Methods: An online survey was distributed to primary care providers from Kansas, Oklahoma, and North Dakota. The survey collected demographics and self-reported ASD screening practices (including M-CHAT implementation procedures) and knowledge questions.

Results: 133 providers completed the survey (50% pediatricians, 32% int. med/fam. physicians, 18% physician assistants). Of the 96 who reported routinely screening for ASD; 78% reported adhering to AAP guidelines. However, no providers correctly answered all of the knowledge questions that would confirm an ability to follow the guidelines. Only 35% of providers who use the M-CHAT could identify the correct procedures for responding to a positive screen. Knowledge of AAP guidelines and M-CHAT procedures was not significantly correlated with provider profession, years in practice, or frequency of conducting relevant well visits.

Conclusion: Providers who report adherence with AAP guidelines appear at substantial risk for having gaps in knowledge that may negate the benefits of screening. Resident education programs, policy decisions in response to the USPSTF, and research on early autism identification must consider these gaps in knowledge that likely impact the effectiveness of community-based screening. Future research on community screening should focus on direct measurement of provider practices rather than relying on self report.


Behavioral Medicine | Pediatrics


Presented at the Society for Developmental and Behavioral Pediatrics Annual Meeting, Savannah, GA, September 2016.

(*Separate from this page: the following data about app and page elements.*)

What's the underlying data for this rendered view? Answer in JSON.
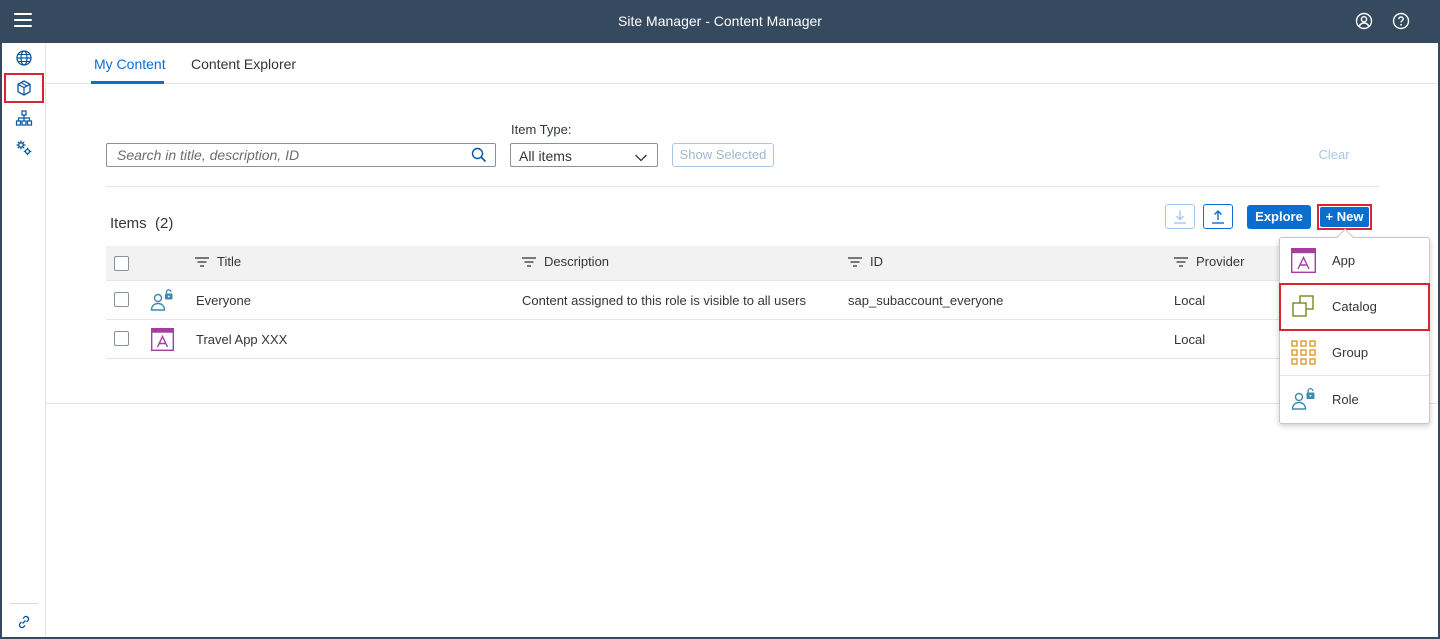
{
  "shell": {
    "title": "Site Manager - Content Manager"
  },
  "tabs": [
    {
      "label": "My Content",
      "active": true
    },
    {
      "label": "Content Explorer",
      "active": false
    }
  ],
  "filters": {
    "search_placeholder": "Search in title, description, ID",
    "item_type_label": "Item Type:",
    "item_type_value": "All items",
    "show_selected_label": "Show Selected",
    "clear_label": "Clear"
  },
  "items": {
    "title": "Items",
    "count": "(2)",
    "explore_label": "Explore",
    "new_label": "+ New"
  },
  "table": {
    "columns": [
      "Title",
      "Description",
      "ID",
      "Provider"
    ],
    "rows": [
      {
        "icon": "role-icon",
        "title": "Everyone",
        "description": "Content assigned to this role is visible to all users",
        "id": "sap_subaccount_everyone",
        "provider": "Local"
      },
      {
        "icon": "app-icon",
        "title": "Travel App XXX",
        "description": "",
        "id": "",
        "provider": "Local"
      }
    ]
  },
  "new_menu": [
    {
      "label": "App",
      "icon": "app-icon"
    },
    {
      "label": "Catalog",
      "icon": "catalog-icon"
    },
    {
      "label": "Group",
      "icon": "group-icon"
    },
    {
      "label": "Role",
      "icon": "role-icon"
    }
  ],
  "colors": {
    "shellbar": "#354a5f",
    "accent": "#0a6ed1",
    "highlight": "#d6262f",
    "app_purple": "#a63da3",
    "catalog_green": "#6f8d1e",
    "group_orange": "#e09a2c",
    "role_teal": "#3c8cb0"
  }
}
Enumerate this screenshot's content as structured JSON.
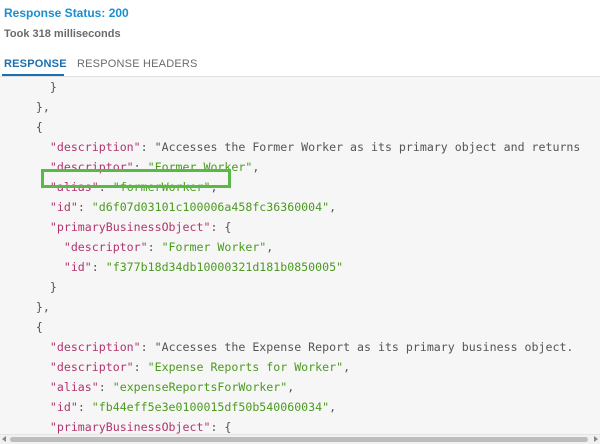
{
  "header": {
    "status": "Response Status: 200",
    "took": "Took 318 milliseconds"
  },
  "tabs": [
    {
      "label": "RESPONSE",
      "active": true
    },
    {
      "label": "RESPONSE HEADERS",
      "active": false
    }
  ],
  "json_lines": [
    "      }",
    "    },",
    "    {",
    "      \"description\": \"Accesses the Former Worker as its primary object and returns",
    "      \"descriptor\": \"Former Worker\",",
    "      \"alias\": \"formerWorker\",",
    "      \"id\": \"d6f07d03101c100006a458fc36360004\",",
    "      \"primaryBusinessObject\": {",
    "        \"descriptor\": \"Former Worker\",",
    "        \"id\": \"f377b18d34db10000321d181b0850005\"",
    "      }",
    "    },",
    "    {",
    "      \"description\": \"Accesses the Expense Report as its primary business object.",
    "      \"descriptor\": \"Expense Reports for Worker\",",
    "      \"alias\": \"expenseReportsForWorker\",",
    "      \"id\": \"fb44eff5e3e0100015df50b540060034\",",
    "      \"primaryBusinessObject\": {"
  ],
  "highlighted_line": "      \"alias\": \"formerWorker\",",
  "colors": {
    "status": "#1a8fd0",
    "key": "#b0356f",
    "string": "#4b9a1f",
    "highlight_border": "#59b946"
  }
}
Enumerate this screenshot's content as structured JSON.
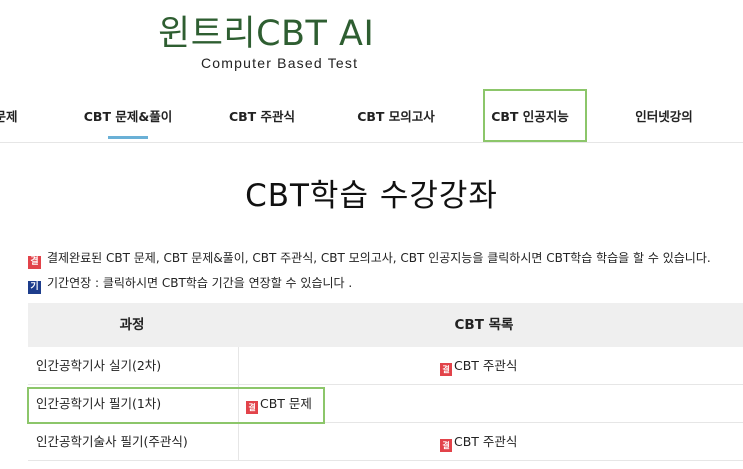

Autism screening in primary care: Community providers incorrectly report adherence to AAP autism screening guidelines